**Goal of the exercise**
Images should be omitted while the rest of the data is duplicated exactly.

[[ Records to use open ]]

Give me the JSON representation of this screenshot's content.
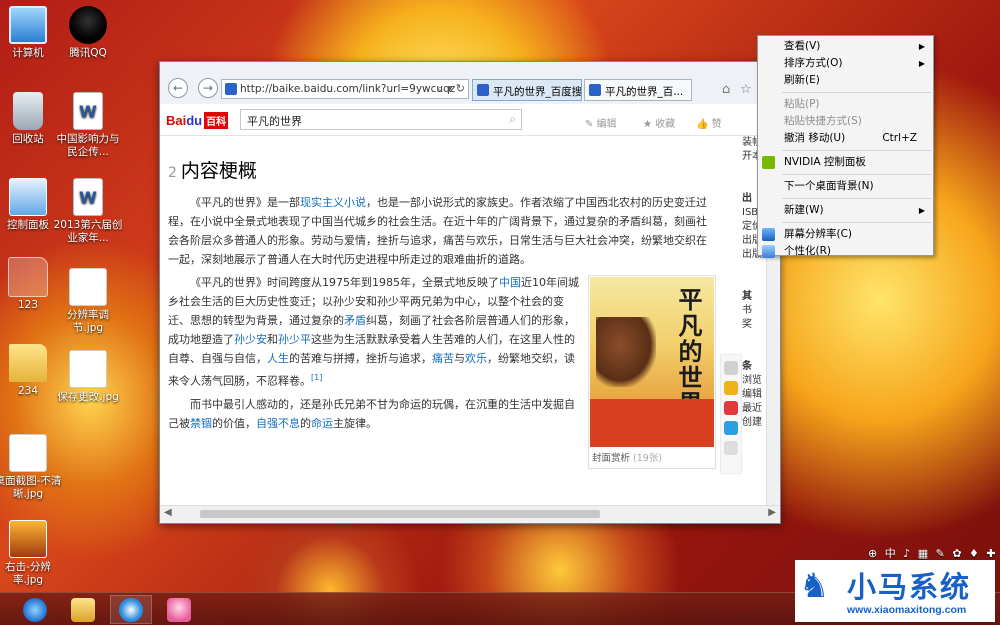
{
  "desktop": {
    "icons": [
      {
        "label": "计算机",
        "icon": "computer-icon"
      },
      {
        "label": "腾讯QQ",
        "icon": "qq-icon"
      },
      {
        "label": "回收站",
        "icon": "recycle-bin-icon"
      },
      {
        "label": "中国影响力与民企传...",
        "icon": "word-document-icon"
      },
      {
        "label": "控制面板",
        "icon": "control-panel-icon"
      },
      {
        "label": "2013第六届创业家年...",
        "icon": "word-document-icon"
      },
      {
        "label": "123",
        "icon": "folder-icon"
      },
      {
        "label": "分辨率调节.jpg",
        "icon": "image-file-icon"
      },
      {
        "label": "234",
        "icon": "folder-icon"
      },
      {
        "label": "保存更改.jpg",
        "icon": "image-file-icon"
      },
      {
        "label": "桌面截图-不清晰.jpg",
        "icon": "image-file-icon"
      },
      {
        "label": "右击-分辨率.jpg",
        "icon": "image-file-icon"
      }
    ]
  },
  "browser": {
    "url": "http://baike.baidu.com/link?url=9ywcuqz",
    "url_tools": "⌕ ▾ ↻",
    "tabs": [
      {
        "label": "平凡的世界_百度搜索",
        "active": true
      },
      {
        "label": "平凡的世界_百...",
        "active": false
      }
    ],
    "tab_close": "×",
    "toolbar_icons": [
      "⌂",
      "☆",
      "⚙"
    ]
  },
  "baike": {
    "logo_bai": "Bai",
    "logo_paw": "du",
    "logo_baike": "百科",
    "search_value": "平凡的世界",
    "actions": [
      {
        "label": "✎ 编辑",
        "icon": "edit-icon"
      },
      {
        "label": "★ 收藏",
        "icon": "star-icon"
      },
      {
        "label": "👍 赞",
        "icon": "like-icon"
      }
    ],
    "section_num": "2",
    "section_title": "内容梗概",
    "p1": {
      "a": "《平凡的世界》是一部",
      "link1": "现实主义",
      "link2": "小说",
      "b": "，也是一部小说形式的家族史。作者浓缩了中国西北农村的历史变迁过程，在小说中全景式地表现了中国当代城乡的社会生活。在近十年的广阔背景下，通过复杂的矛盾纠葛，刻画社会各阶层众多普通人的形象。劳动与爱情，挫折与追求，痛苦与欢乐，日常生活与巨大社会冲突，纷繁地交织在一起，深刻地展示了普通人在大时代历史进程中所走过的艰难曲折的道路。"
    },
    "p2": {
      "a": "《平凡的世界》时间跨度从1975年到1985年，全景式地反映了",
      "link1": "中国",
      "b": "近10年间城乡社会生活的巨大历史性变迁；以孙少安和孙少平两兄弟为中心，以整个社会的变迁、思想的转型为背景，通过复杂的",
      "link2": "矛盾",
      "c": "纠葛，刻画了社会各阶层普通人们的形象，成功地塑造了",
      "link3": "孙少安",
      "d": "和",
      "link4": "孙少平",
      "e": "这些为生活默默承受着人生苦难的人们，在这里人性的自尊、自强与自信，",
      "link5": "人生",
      "f": "的苦难与拼搏，挫折与追求，",
      "link6": "痛苦",
      "g": "与",
      "link7": "欢乐",
      "h": "，纷繁地交织，读来令人荡气回肠，不忍释卷。",
      "ref": "[1]"
    },
    "p3": {
      "a": "而书中最引人感动的，还是孙氏兄弟不甘为命运的玩偶，在沉重的生活中发掘自己被",
      "link1": "禁锢",
      "b": "的价值，",
      "link2": "自强不息",
      "c": "的",
      "link3": "命运",
      "d": "主旋律。"
    },
    "cover_title": "平凡的世界",
    "cover_caption": "封面赏析",
    "cover_count": "(19张)",
    "sidebar_lines": [
      "装帧",
      "开本",
      "",
      "",
      "出",
      "ISB",
      "定价",
      "出版",
      "出版",
      "",
      "",
      "其",
      "书",
      "奖",
      "",
      "",
      "条",
      "浏览",
      "编辑",
      "最近",
      "创建"
    ]
  },
  "context_menu": {
    "items": [
      {
        "label": "查看(V)",
        "submenu": true,
        "disabled": false
      },
      {
        "label": "排序方式(O)",
        "submenu": true,
        "disabled": false
      },
      {
        "label": "刷新(E)",
        "submenu": false,
        "disabled": false
      },
      {
        "sep": true
      },
      {
        "label": "粘贴(P)",
        "submenu": false,
        "disabled": true
      },
      {
        "label": "粘贴快捷方式(S)",
        "submenu": false,
        "disabled": true
      },
      {
        "label": "撤消 移动(U)",
        "shortcut": "Ctrl+Z",
        "submenu": false,
        "disabled": false
      },
      {
        "sep": true
      },
      {
        "label": "NVIDIA 控制面板",
        "icon": "nvidia-icon",
        "submenu": false,
        "disabled": false
      },
      {
        "sep": true
      },
      {
        "label": "下一个桌面背景(N)",
        "submenu": false,
        "disabled": false
      },
      {
        "sep": true
      },
      {
        "label": "新建(W)",
        "submenu": true,
        "disabled": false
      },
      {
        "sep": true
      },
      {
        "label": "屏幕分辨率(C)",
        "icon": "display-icon",
        "submenu": false,
        "disabled": false
      },
      {
        "label": "个性化(R)",
        "icon": "personalize-icon",
        "submenu": false,
        "disabled": false
      }
    ]
  },
  "taskbar": {
    "buttons": [
      "internet-explorer-icon",
      "file-explorer-icon",
      "sogou-browser-icon",
      "anime-avatar-app-icon"
    ],
    "tray": "⊕ 中 ♪ ▦ ✎ ✿ ♦ ✚"
  },
  "watermark": {
    "name": "小马系统",
    "url": "www.xiaomaxitong.com"
  },
  "colors": {
    "baidu_red": "#e10601",
    "baidu_blue": "#2932e1",
    "link_blue": "#136ec2",
    "watermark_blue": "#1761c6"
  }
}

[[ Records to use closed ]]

**Task response**
Give me the JSON representation of this screenshot's content.
{
  "desktop": {
    "icons": [
      {
        "label": "计算机",
        "icon": "computer-icon"
      },
      {
        "label": "腾讯QQ",
        "icon": "qq-icon"
      },
      {
        "label": "回收站",
        "icon": "recycle-bin-icon"
      },
      {
        "label": "中国影响力与民企传...",
        "icon": "word-document-icon"
      },
      {
        "label": "控制面板",
        "icon": "control-panel-icon"
      },
      {
        "label": "2013第六届创业家年...",
        "icon": "word-document-icon"
      },
      {
        "label": "123",
        "icon": "folder-icon"
      },
      {
        "label": "分辨率调节.jpg",
        "icon": "image-file-icon"
      },
      {
        "label": "234",
        "icon": "folder-icon"
      },
      {
        "label": "保存更改.jpg",
        "icon": "image-file-icon"
      },
      {
        "label": "桌面截图-不清晰.jpg",
        "icon": "image-file-icon"
      },
      {
        "label": "右击-分辨率.jpg",
        "icon": "image-file-icon"
      }
    ]
  },
  "browser": {
    "url": "http://baike.baidu.com/link?url=9ywcuqz",
    "url_tools": "⌕ ▾ ↻",
    "tabs": [
      {
        "label": "平凡的世界_百度搜索",
        "active": true
      },
      {
        "label": "平凡的世界_百...",
        "active": false
      }
    ],
    "tab_close": "×",
    "toolbar_icons": [
      "⌂",
      "☆",
      "⚙"
    ]
  },
  "baike": {
    "logo_bai": "Bai",
    "logo_paw": "du",
    "logo_baike": "百科",
    "search_value": "平凡的世界",
    "actions": [
      {
        "label": "✎ 编辑",
        "icon": "edit-icon"
      },
      {
        "label": "★ 收藏",
        "icon": "star-icon"
      },
      {
        "label": "👍 赞",
        "icon": "like-icon"
      }
    ],
    "section_num": "2",
    "section_title": "内容梗概",
    "p1": {
      "a": "《平凡的世界》是一部",
      "link1": "现实主义",
      "link2": "小说",
      "b": "，也是一部小说形式的家族史。作者浓缩了中国西北农村的历史变迁过程，在小说中全景式地表现了中国当代城乡的社会生活。在近十年的广阔背景下，通过复杂的矛盾纠葛，刻画社会各阶层众多普通人的形象。劳动与爱情，挫折与追求，痛苦与欢乐，日常生活与巨大社会冲突，纷繁地交织在一起，深刻地展示了普通人在大时代历史进程中所走过的艰难曲折的道路。"
    },
    "p2": {
      "a": "《平凡的世界》时间跨度从1975年到1985年，全景式地反映了",
      "link1": "中国",
      "b": "近10年间城乡社会生活的巨大历史性变迁；以孙少安和孙少平两兄弟为中心，以整个社会的变迁、思想的转型为背景，通过复杂的",
      "link2": "矛盾",
      "c": "纠葛，刻画了社会各阶层普通人们的形象，成功地塑造了",
      "link3": "孙少安",
      "d": "和",
      "link4": "孙少平",
      "e": "这些为生活默默承受着人生苦难的人们，在这里人性的自尊、自强与自信，",
      "link5": "人生",
      "f": "的苦难与拼搏，挫折与追求，",
      "link6": "痛苦",
      "g": "与",
      "link7": "欢乐",
      "h": "，纷繁地交织，读来令人荡气回肠，不忍释卷。",
      "ref": "[1]"
    },
    "p3": {
      "a": "而书中最引人感动的，还是孙氏兄弟不甘为命运的玩偶，在沉重的生活中发掘自己被",
      "link1": "禁锢",
      "b": "的价值，",
      "link2": "自强不息",
      "c": "的",
      "link3": "命运",
      "d": "主旋律。"
    },
    "cover_title": "平凡的世界",
    "cover_caption": "封面赏析",
    "cover_count": "(19张)",
    "sidebar_lines": [
      "装帧",
      "开本",
      "",
      "",
      "出",
      "ISB",
      "定价",
      "出版",
      "出版",
      "",
      "",
      "其",
      "书",
      "奖",
      "",
      "",
      "条",
      "浏览",
      "编辑",
      "最近",
      "创建"
    ]
  },
  "context_menu": {
    "items": [
      {
        "label": "查看(V)",
        "submenu": true,
        "disabled": false
      },
      {
        "label": "排序方式(O)",
        "submenu": true,
        "disabled": false
      },
      {
        "label": "刷新(E)",
        "submenu": false,
        "disabled": false
      },
      {
        "sep": true
      },
      {
        "label": "粘贴(P)",
        "submenu": false,
        "disabled": true
      },
      {
        "label": "粘贴快捷方式(S)",
        "submenu": false,
        "disabled": true
      },
      {
        "label": "撤消 移动(U)",
        "shortcut": "Ctrl+Z",
        "submenu": false,
        "disabled": false
      },
      {
        "sep": true
      },
      {
        "label": "NVIDIA 控制面板",
        "icon": "nvidia-icon",
        "submenu": false,
        "disabled": false
      },
      {
        "sep": true
      },
      {
        "label": "下一个桌面背景(N)",
        "submenu": false,
        "disabled": false
      },
      {
        "sep": true
      },
      {
        "label": "新建(W)",
        "submenu": true,
        "disabled": false
      },
      {
        "sep": true
      },
      {
        "label": "屏幕分辨率(C)",
        "icon": "display-icon",
        "submenu": false,
        "disabled": false
      },
      {
        "label": "个性化(R)",
        "icon": "personalize-icon",
        "submenu": false,
        "disabled": false
      }
    ]
  },
  "taskbar": {
    "buttons": [
      "internet-explorer-icon",
      "file-explorer-icon",
      "sogou-browser-icon",
      "anime-avatar-app-icon"
    ],
    "tray": "⊕ 中 ♪ ▦ ✎ ✿ ♦ ✚"
  },
  "watermark": {
    "name": "小马系统",
    "url": "www.xiaomaxitong.com"
  },
  "colors": {
    "baidu_red": "#e10601",
    "baidu_blue": "#2932e1",
    "link_blue": "#136ec2",
    "watermark_blue": "#1761c6"
  }
}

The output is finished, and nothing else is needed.